Task goal: Reproduce the data exactly as it stands.
= = = = =
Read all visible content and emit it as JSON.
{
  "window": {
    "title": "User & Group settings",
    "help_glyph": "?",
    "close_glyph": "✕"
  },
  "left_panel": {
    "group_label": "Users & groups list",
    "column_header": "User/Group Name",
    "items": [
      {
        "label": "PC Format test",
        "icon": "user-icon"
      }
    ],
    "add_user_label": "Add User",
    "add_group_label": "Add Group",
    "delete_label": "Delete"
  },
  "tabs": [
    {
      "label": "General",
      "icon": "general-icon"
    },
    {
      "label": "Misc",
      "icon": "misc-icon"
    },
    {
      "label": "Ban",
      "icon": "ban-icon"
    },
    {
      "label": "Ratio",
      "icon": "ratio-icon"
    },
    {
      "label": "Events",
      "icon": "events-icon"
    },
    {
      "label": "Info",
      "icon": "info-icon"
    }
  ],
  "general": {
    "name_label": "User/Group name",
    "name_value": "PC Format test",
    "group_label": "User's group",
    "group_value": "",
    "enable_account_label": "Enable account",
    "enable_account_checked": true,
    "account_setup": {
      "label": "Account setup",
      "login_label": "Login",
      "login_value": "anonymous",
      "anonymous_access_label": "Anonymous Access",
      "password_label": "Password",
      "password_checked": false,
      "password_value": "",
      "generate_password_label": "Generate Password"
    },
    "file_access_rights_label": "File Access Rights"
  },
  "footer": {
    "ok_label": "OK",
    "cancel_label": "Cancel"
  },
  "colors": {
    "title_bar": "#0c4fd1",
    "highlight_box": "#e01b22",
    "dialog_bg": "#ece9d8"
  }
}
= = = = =
Finished task:
Read all visible content and emit it as JSON.
{
  "window": {
    "title": "User & Group settings",
    "help_glyph": "?",
    "close_glyph": "✕"
  },
  "left_panel": {
    "group_label": "Users & groups list",
    "column_header": "User/Group Name",
    "items": [
      {
        "label": "PC Format test",
        "icon": "user-icon"
      }
    ],
    "add_user_label": "Add User",
    "add_group_label": "Add Group",
    "delete_label": "Delete"
  },
  "tabs": [
    {
      "label": "General",
      "icon": "general-icon"
    },
    {
      "label": "Misc",
      "icon": "misc-icon"
    },
    {
      "label": "Ban",
      "icon": "ban-icon"
    },
    {
      "label": "Ratio",
      "icon": "ratio-icon"
    },
    {
      "label": "Events",
      "icon": "events-icon"
    },
    {
      "label": "Info",
      "icon": "info-icon"
    }
  ],
  "general": {
    "name_label": "User/Group name",
    "name_value": "PC Format test",
    "group_label": "User's group",
    "group_value": "",
    "enable_account_label": "Enable account",
    "enable_account_checked": true,
    "account_setup": {
      "label": "Account setup",
      "login_label": "Login",
      "login_value": "anonymous",
      "anonymous_access_label": "Anonymous Access",
      "password_label": "Password",
      "password_checked": false,
      "password_value": "",
      "generate_password_label": "Generate Password"
    },
    "file_access_rights_label": "File Access Rights"
  },
  "footer": {
    "ok_label": "OK",
    "cancel_label": "Cancel"
  },
  "colors": {
    "title_bar": "#0c4fd1",
    "highlight_box": "#e01b22",
    "dialog_bg": "#ece9d8"
  }
}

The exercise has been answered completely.